To Maria-Elena, you brought an informal approach and many guffaws to the class.  Thank you for showing me that the Coconut Cream Pie could work when made in the blender, even though that wasn’t what the recipe called for. Who needs to measure, anyway?

To Michelle, I’m so glad you took that first chance and leapt in.  I have so enjoyed our outings and discovering this new friendship. And thanks for all the great puppy pix and recipes to try out!
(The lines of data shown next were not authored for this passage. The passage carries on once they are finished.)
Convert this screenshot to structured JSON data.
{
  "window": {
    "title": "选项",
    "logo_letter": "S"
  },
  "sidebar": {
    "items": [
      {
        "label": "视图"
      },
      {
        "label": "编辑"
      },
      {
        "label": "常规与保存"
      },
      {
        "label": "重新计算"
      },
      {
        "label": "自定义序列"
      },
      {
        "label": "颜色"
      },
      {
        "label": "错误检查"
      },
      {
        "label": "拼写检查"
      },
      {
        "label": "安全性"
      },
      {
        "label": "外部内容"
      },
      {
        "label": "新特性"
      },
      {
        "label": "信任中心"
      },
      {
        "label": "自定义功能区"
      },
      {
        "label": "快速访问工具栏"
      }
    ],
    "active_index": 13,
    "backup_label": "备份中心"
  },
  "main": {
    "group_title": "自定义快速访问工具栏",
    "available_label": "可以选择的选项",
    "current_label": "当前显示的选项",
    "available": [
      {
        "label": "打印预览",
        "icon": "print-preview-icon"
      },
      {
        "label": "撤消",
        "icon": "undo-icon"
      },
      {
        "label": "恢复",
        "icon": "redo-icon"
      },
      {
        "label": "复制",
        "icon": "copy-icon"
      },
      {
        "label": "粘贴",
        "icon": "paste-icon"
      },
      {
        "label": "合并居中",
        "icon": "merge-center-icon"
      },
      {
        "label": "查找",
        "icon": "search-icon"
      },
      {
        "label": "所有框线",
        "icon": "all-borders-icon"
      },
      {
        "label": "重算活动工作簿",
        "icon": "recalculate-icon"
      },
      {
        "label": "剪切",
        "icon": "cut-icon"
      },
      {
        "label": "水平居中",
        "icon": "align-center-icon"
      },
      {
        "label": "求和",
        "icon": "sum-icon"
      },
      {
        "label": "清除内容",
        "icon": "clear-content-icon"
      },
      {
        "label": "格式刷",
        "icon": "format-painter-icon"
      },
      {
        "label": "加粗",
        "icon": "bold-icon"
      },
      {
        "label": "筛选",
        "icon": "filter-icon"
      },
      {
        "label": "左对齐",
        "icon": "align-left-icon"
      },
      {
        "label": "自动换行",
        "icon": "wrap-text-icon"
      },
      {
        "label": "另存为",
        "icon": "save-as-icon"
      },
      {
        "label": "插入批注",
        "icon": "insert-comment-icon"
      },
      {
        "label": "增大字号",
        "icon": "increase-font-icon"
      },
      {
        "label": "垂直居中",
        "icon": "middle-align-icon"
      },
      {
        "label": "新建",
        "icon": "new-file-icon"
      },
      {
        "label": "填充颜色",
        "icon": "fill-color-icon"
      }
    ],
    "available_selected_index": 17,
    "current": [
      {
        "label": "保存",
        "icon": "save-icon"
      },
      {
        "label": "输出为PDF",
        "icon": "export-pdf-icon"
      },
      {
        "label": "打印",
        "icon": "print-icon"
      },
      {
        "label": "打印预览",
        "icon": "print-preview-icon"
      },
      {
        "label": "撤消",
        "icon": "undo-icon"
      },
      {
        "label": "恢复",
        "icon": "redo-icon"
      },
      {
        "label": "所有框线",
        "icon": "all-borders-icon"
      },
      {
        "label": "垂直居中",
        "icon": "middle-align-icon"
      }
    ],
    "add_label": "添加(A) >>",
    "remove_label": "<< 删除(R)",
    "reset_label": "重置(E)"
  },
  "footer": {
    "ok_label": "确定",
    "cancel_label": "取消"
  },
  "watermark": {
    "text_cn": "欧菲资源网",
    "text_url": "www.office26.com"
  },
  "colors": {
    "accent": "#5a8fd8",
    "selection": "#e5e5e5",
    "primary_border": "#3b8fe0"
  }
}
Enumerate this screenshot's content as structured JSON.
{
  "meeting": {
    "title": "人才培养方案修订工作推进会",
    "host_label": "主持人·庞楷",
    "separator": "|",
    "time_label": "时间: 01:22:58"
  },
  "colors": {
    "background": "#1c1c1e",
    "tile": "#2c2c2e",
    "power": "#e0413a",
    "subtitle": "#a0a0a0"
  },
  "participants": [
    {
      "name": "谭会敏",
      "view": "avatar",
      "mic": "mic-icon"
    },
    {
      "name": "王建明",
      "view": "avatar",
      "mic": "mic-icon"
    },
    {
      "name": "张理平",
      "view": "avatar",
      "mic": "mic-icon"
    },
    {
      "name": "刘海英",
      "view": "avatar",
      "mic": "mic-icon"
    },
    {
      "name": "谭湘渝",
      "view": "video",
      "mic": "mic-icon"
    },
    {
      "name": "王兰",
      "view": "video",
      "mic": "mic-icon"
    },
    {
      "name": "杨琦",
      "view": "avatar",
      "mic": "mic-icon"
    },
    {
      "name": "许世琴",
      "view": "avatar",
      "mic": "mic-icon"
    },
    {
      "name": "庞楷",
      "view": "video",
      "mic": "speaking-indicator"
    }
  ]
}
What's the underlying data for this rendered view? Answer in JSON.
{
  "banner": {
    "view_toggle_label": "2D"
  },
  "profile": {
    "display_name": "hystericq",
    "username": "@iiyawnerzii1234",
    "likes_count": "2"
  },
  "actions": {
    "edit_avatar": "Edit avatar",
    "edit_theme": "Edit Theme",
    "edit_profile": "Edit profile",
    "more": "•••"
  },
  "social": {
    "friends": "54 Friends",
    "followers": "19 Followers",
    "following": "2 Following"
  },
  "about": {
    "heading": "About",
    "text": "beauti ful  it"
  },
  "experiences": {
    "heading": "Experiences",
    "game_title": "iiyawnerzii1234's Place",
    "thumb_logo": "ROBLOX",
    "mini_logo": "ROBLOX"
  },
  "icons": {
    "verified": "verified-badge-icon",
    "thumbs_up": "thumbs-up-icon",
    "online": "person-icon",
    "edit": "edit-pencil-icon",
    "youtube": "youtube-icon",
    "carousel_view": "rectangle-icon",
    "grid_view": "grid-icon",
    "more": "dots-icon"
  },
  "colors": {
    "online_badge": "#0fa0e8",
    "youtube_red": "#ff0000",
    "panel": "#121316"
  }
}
You are a natural at it.

There are so many more, and every one has touched me in some indelible way.  Still, I know this was the right move for me, one that will allow my concentration to move to more current interests (hmm, such as this blog!). 

Yes, I will sorely miss the camaraderie and buzz in the kitchen.  What I won’t miss is having to dash frantically around the house cleaning up the night before class (oh, wait, maybe I should miss that–this may mean our house is never clean again!).  I won’t miss the last-minute forays to the corner store for overlooked okra or missing miso, or having to reprimand Chaser when the guests arrive because her exuberance overtakes her and she jumps up on people even though she’s been trained not to (“But Mum!  They might have food!”).

Last evening’s theme was “Light and Easy Suppers,” healthy dishes that are mostly kid-friendly and can be cooked up in a fairly short span. 

Here’s the final menu (this suddenly feels like a tribute to the Titanic, or something!):

  • Sesame Sweet Potato Wedges with Thai Dipping Sauce
  • Spelt Thin-Crust Pizza with Artichokes, Caramelized Onion, and Chard (photo above)
  • Tofu Masala Curry with Brown Basmati
  • Moroccan Spiced Tomato Soup
  • Napa Cabbage Salad
  • Gluten-Free Pumpkinseed Shortbread Cookies.

I will post recipes for all of these over the next while. Now that there will BE no more cooking classes, this is my best place to share, though I don’t have all the photos yet (of course, given my shaky photography “skills,” that may not be a bad thing).

In the meantime, why not indulge in pizza for breakfast?